"Some of the most generous payers across the world have cast payouts aside in order to cope with falling prices," said Simon Colvin, analyst at Markit in the research note.

"In Australia and U.K. aggregate dividends will actually fall from last year's total," he said.

Listed in both countries, mining company BHP Billiton is forecast to more than halve its payments in order to protect its credit rating.

Other FTSE-listed blue chips from sectors such as pharmaceuticals and banks are expected to hold payouts flat this year.

US ahead of the pack

Meanwhile, distributions from the world's biggest economy look less gloomy, according to Markit.

It expects the 500 largest U.S. firms will grow ordinary dividend payments in 2016 to $425 billion. That marks a growth rate of 6.9 percent year-on-year.

Despite outperforming other regions that number marks the lowest annual growth for five years.

Markit reports that the best performers for dividends in the U.S. will come from real estate, autos and banks.

2016 US aggregate dividends by sector - $bn

However, rising rates from the U.S. Federal Reserve may see dividend paying stocks fall out of favour.

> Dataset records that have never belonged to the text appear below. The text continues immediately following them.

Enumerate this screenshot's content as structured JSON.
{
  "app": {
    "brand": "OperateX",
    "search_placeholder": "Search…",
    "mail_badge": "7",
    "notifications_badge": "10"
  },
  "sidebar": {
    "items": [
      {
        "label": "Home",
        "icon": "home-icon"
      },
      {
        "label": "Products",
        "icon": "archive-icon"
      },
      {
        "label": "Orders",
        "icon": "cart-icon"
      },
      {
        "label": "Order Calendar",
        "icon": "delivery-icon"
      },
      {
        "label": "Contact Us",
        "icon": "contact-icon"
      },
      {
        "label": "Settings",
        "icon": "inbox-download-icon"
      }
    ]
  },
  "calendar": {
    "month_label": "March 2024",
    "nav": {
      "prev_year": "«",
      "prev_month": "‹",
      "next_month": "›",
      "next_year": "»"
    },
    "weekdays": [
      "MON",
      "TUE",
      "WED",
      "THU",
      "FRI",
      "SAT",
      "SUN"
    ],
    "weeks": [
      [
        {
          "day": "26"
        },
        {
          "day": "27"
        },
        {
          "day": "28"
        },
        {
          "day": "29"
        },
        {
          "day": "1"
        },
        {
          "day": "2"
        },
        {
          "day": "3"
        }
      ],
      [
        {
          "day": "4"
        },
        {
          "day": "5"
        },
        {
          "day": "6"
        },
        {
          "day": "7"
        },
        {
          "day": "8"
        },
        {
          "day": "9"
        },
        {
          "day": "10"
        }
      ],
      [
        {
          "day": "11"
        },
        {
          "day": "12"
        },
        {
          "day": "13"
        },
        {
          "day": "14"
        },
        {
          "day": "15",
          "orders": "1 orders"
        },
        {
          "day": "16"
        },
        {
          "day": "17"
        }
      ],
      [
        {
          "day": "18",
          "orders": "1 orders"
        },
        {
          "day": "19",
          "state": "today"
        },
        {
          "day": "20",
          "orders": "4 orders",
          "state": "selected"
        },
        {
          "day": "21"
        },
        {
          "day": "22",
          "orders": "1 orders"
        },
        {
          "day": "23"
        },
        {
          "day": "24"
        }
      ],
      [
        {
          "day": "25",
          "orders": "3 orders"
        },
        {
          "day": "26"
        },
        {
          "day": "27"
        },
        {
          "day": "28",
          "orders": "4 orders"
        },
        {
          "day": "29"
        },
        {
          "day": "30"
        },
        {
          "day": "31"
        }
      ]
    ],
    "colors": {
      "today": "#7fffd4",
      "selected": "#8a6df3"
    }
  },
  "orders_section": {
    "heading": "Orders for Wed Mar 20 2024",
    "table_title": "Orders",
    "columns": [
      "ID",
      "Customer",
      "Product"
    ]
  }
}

A rising federal funds rate could make government bonds more attractive to institutional investors than dividend-paying stocks.

South Korean firms to splash cash

In Asia, South Korea is expected to be the big dividend growth story as conglomerates follow government instructions to unlock cash piles.

"This will see aggregate payments made by the country grow by 20.9 percent; over ten times the growth seen in the rest of the region," said Colvin.

Other bright spots in Asia include New Zealand, the Philippines and India.

For China, Markit tips a growth rate of all dividends to hit 5.3 percent, a rise from this year but far short of the double-digit growth recorded between 2012 and 2014.